[Start of Attachment]

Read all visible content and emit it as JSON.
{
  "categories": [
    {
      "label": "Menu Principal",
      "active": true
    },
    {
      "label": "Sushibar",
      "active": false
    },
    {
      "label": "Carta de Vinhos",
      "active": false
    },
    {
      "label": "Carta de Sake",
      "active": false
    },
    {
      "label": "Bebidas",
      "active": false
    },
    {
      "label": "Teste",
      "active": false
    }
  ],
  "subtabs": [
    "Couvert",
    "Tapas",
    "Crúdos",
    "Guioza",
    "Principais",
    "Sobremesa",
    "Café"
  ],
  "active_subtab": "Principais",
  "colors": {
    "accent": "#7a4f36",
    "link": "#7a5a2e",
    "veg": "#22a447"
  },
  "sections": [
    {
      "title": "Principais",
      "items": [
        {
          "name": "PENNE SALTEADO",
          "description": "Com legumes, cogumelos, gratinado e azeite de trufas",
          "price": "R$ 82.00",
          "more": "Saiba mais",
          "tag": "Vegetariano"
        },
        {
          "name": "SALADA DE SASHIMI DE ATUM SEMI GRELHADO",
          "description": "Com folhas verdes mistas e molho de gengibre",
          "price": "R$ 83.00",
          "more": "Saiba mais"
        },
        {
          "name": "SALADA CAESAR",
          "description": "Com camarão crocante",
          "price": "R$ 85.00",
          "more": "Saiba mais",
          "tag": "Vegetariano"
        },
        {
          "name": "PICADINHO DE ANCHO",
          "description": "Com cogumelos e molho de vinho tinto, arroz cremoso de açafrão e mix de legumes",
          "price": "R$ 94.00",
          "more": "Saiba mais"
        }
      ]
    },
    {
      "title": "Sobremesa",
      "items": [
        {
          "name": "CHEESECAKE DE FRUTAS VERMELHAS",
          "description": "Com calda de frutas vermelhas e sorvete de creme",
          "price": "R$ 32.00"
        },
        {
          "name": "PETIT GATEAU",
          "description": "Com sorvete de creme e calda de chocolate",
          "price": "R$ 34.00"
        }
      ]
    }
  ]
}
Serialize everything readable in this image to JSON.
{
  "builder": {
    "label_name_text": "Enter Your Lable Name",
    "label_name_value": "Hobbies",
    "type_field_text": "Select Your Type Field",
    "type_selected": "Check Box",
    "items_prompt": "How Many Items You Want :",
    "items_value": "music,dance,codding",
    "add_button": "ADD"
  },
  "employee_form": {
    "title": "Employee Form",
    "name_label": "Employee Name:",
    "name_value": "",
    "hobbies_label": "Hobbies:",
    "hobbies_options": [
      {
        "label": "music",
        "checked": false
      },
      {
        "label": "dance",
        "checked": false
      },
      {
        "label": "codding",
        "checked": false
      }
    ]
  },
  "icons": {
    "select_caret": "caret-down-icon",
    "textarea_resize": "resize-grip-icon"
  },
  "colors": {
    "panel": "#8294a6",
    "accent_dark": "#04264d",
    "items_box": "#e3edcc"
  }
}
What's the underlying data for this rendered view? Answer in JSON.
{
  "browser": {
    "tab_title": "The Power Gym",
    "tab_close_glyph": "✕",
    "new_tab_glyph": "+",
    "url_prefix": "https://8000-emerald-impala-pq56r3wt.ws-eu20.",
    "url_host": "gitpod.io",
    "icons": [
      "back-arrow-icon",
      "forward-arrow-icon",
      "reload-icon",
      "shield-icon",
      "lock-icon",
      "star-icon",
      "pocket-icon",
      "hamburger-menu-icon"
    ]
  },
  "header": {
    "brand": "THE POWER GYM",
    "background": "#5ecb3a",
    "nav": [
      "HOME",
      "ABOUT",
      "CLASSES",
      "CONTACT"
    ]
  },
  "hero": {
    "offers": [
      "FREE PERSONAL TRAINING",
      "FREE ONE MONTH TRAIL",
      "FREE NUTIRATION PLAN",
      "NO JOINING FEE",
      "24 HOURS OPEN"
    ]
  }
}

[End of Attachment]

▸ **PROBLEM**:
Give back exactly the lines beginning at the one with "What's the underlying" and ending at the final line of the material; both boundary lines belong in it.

▸ **EXERCISE OUTPUT**:
What's the underlying data for this rendered view? Answer in JSON.
{
  "browser": {
    "tab_title": "The Power Gym",
    "tab_close_glyph": "✕",
    "new_tab_glyph": "+",
    "url_prefix": "https://8000-emerald-impala-pq56r3wt.ws-eu20.",
    "url_host": "gitpod.io",
    "icons": [
      "back-arrow-icon",
      "forward-arrow-icon",
      "reload-icon",
      "shield-icon",
      "lock-icon",
      "star-icon",
      "pocket-icon",
      "hamburger-menu-icon"
    ]
  },
  "header": {
    "brand": "THE POWER GYM",
    "background": "#5ecb3a",
    "nav": [
      "HOME",
      "ABOUT",
      "CLASSES",
      "CONTACT"
    ]
  },
  "hero": {
    "offers": [
      "FREE PERSONAL TRAINING",
      "FREE ONE MONTH TRAIL",
      "FREE NUTIRATION PLAN",
      "NO JOINING FEE",
      "24 HOURS OPEN"
    ]
  }
}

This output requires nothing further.